- Limit the maximum upload bandwidth on the SSID to — Type the data rate (0-1024 Kbps or Mbps) to restrict the upload bandwidth for the SSID.
- Limit the maximum download bandwidth on the SSID to — Type the data rate (0-1024 Kbps or Mbps) to restrict the download bandwidth for the SSID.
- Limit the maximum upload bandwidth per user to — Type the data rate (0-1024 Kbps or Mbps) to restrict the upload bandwidth for each user.
- Limit the maximum download bandwidth per user to — Type the data rate (0-1024 Kbps or Mbps) to restrict the download bandwidth for each user.
- QoS — Enable Quality of Service (QoS) controls. QoS ensures that applications or traffic that require higher priority get the required priority. The service guarantee is met by allocating adequate bandwidth based on the QoS priority. Maintaining a high QoS helps with streaming multimedia applications such as voice over IP, video, and online games. For more information, see QoS Settings.
- Enforce WMM Admission Control — Enforce the admission control parameters configured in the advanced radio settings. For more information, see Configure Radio Settings. WMM Admission Control settings configured in the radio settings override any QoS settings configured in the SSID.
- Set the data rate for multicast, broadcast and management traffic to — Type the data rate (0-54 Mbps) for the AP. This option controls the data rate at which broadcast/multicast packets and beacons are sent. Increasing the basic rate of the AP does reduce transmission airtime, but it also reduces the effective coverage area. This could cause issues for a client if the AP coverage for the client cannot support that data rate. For example, real-time streaming of audio and video are applications that commonly use multicast packets for delivery. If clients have problems receiving multicast packets because the AP coverage is not strong enough to support higher data rates, they experience latency with audio and video streams.
- Limit the minimum unicast traffic data rate to — Specify the minimum unicast data rate for AP to client communication. Only adjust these values if legacy 802.11a/b/g clients cannot connect to Wi-Fi networks that offer higher data rates.
- Limit the maximum unicast traffic data rate to — Specify the maximum unicast data rate for AP to client communication. Only adjust these values if legacy 802.11a/b/g clients cannot connect to Wi-Fi networks offering higher data rates. Enable the Apply to all clients including 802.11n and 802.11ac option to apply the specified maximum data rate for unicast traffic to all 802.11n and 802.11ac clients.

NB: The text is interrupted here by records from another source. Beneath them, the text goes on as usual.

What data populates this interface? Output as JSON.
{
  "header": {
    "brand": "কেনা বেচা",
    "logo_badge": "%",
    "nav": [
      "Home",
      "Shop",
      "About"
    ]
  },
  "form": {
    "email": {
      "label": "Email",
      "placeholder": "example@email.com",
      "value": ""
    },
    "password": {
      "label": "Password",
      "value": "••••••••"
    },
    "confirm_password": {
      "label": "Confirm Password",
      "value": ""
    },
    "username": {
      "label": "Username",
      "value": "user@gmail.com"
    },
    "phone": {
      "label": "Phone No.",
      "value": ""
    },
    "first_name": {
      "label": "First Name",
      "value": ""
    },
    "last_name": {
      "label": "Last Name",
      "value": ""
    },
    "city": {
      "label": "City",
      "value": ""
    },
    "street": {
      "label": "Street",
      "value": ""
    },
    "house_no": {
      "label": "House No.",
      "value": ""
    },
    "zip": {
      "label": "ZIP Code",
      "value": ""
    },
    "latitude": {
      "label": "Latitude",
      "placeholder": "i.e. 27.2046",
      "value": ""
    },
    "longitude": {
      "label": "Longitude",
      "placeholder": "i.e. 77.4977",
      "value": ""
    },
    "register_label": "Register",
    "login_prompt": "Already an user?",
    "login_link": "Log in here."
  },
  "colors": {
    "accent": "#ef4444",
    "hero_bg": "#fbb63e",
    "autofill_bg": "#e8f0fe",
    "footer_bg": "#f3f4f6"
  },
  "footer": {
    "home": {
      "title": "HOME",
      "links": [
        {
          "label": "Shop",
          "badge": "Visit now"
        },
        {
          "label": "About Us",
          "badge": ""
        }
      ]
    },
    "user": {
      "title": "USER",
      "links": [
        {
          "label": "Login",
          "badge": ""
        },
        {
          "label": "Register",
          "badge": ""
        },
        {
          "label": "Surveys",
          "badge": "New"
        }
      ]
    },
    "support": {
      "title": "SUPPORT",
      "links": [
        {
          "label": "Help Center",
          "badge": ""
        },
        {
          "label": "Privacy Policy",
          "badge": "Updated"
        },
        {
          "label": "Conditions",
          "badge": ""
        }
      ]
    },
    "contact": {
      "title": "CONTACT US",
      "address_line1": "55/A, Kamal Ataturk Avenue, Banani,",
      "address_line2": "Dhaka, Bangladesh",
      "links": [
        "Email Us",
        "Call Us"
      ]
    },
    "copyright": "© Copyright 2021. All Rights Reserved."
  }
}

Cloud-hosted Analyze and Engage captive portal features require a Total Wi-Fi AP subscription.
You can configure several RF optimization features for your Wi-Fi network. For more information, see Manage Radio Frequency Optimization.
Use SSID scheduling to make an SSID available only for a limited time period, or only for a limited number of hours in the day. For example, you might want to keep an SSID available only during working hours. Define the duration for which you want to make the SSID available (Now to Forever or Custom), then define the schedule in the day and time grid.
SSID scheduling is performed based on the time zone of the location where the SSID configuration is applied.
To effectively utilize your network bandwidth, you can use traffic management and QoS (Quality of Service). For example, you can configure an upload and download limit for the network, restrict the number of client associations, and define QoS parameters. You can use one or more of these methods depending on the network traffic, the applications used on the SSID, and your AP model.
For example, You can restrict downloads for users connected to your Guest SSID so they do not slow down the rest of the network, or apply limits to all users across your entire wireless network. The values you define depend on the bandwidth available on your Internet connection, how many concurrent clients are connected and the type and size of traffic, and if your users require audio/video streaming or other high-bandwidth applications.